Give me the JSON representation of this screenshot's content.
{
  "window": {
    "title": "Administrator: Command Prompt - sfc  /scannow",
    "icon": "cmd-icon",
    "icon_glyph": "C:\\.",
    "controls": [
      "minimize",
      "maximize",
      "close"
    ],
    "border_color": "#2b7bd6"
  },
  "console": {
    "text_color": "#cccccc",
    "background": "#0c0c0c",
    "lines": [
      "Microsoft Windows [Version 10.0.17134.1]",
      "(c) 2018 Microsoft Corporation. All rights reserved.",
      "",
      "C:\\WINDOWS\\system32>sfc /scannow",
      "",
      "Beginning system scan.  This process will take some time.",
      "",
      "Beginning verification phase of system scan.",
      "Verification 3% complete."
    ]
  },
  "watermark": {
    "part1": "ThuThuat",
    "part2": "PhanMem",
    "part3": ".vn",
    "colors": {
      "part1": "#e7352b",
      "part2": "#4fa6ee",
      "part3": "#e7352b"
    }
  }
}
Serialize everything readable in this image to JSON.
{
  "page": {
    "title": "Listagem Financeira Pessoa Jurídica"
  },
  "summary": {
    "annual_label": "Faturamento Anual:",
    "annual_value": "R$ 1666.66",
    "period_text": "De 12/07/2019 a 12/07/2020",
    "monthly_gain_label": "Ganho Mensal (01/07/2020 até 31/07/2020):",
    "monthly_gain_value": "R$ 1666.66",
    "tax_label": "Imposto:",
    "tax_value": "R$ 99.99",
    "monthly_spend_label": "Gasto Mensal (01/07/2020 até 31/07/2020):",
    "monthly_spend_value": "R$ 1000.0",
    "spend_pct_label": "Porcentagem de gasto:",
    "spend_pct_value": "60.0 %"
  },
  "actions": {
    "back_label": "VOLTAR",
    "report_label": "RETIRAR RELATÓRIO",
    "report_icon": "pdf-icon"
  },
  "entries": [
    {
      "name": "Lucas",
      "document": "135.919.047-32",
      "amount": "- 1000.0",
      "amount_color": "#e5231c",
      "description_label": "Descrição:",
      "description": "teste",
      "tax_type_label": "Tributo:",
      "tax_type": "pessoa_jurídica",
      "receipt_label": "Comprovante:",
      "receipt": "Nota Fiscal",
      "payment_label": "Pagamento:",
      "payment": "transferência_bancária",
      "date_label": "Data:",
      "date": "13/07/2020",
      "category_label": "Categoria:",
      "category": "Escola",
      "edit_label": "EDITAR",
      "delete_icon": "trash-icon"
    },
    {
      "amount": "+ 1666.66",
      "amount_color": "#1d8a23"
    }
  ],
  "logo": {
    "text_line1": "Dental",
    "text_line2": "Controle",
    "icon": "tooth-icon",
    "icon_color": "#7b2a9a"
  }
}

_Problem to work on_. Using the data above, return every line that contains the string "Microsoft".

_Task response_.
      "Microsoft Windows [Version 10.0.17134.1]",
      "(c) 2018 Microsoft Corporation. All rights reserved.",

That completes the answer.